# Exercise directions
Take every entry below and copy it out word for word.

[Items from an interface collection]
BEGIN

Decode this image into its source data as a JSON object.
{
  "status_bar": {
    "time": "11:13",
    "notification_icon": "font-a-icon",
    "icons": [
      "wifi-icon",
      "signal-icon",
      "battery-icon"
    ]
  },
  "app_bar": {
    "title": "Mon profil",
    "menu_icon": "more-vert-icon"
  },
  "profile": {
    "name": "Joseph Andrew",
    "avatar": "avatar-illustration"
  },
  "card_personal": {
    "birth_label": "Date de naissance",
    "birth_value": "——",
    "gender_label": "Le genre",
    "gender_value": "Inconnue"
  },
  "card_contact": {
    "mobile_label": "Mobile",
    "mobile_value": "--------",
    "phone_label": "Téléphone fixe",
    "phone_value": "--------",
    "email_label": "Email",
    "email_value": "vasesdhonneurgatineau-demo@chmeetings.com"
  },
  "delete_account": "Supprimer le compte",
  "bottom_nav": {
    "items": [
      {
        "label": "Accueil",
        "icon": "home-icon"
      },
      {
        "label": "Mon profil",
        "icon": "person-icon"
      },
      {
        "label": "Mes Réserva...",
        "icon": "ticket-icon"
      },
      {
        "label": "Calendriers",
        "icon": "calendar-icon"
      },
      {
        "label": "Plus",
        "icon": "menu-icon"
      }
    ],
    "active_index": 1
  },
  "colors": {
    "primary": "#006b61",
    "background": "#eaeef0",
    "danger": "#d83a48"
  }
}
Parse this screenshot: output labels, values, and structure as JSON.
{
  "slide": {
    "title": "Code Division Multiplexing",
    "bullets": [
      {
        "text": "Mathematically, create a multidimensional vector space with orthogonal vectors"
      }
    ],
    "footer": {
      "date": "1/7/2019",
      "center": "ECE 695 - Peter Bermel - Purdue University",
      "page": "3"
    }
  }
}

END

# Written answer
Decode this image into its source data as a JSON object.
{
  "status_bar": {
    "time": "11:13",
    "notification_icon": "font-a-icon",
    "icons": [
      "wifi-icon",
      "signal-icon",
      "battery-icon"
    ]
  },
  "app_bar": {
    "title": "Mon profil",
    "menu_icon": "more-vert-icon"
  },
  "profile": {
    "name": "Joseph Andrew",
    "avatar": "avatar-illustration"
  },
  "card_personal": {
    "birth_label": "Date de naissance",
    "birth_value": "——",
    "gender_label": "Le genre",
    "gender_value": "Inconnue"
  },
  "card_contact": {
    "mobile_label": "Mobile",
    "mobile_value": "--------",
    "phone_label": "Téléphone fixe",
    "phone_value": "--------",
    "email_label": "Email",
    "email_value": "vasesdhonneurgatineau-demo@chmeetings.com"
  },
  "delete_account": "Supprimer le compte",
  "bottom_nav": {
    "items": [
      {
        "label": "Accueil",
        "icon": "home-icon"
      },
      {
        "label": "Mon profil",
        "icon": "person-icon"
      },
      {
        "label": "Mes Réserva...",
        "icon": "ticket-icon"
      },
      {
        "label": "Calendriers",
        "icon": "calendar-icon"
      },
      {
        "label": "Plus",
        "icon": "menu-icon"
      }
    ],
    "active_index": 1
  },
  "colors": {
    "primary": "#006b61",
    "background": "#eaeef0",
    "danger": "#d83a48"
  }
}
Parse this screenshot: output labels, values, and structure as JSON.
{
  "slide": {
    "title": "Code Division Multiplexing",
    "bullets": [
      {
        "text": "Mathematically, create a multidimensional vector space with orthogonal vectors"
      }
    ],
    "footer": {
      "date": "1/7/2019",
      "center": "ECE 695 - Peter Bermel - Purdue University",
      "page": "3"
    }
  }
}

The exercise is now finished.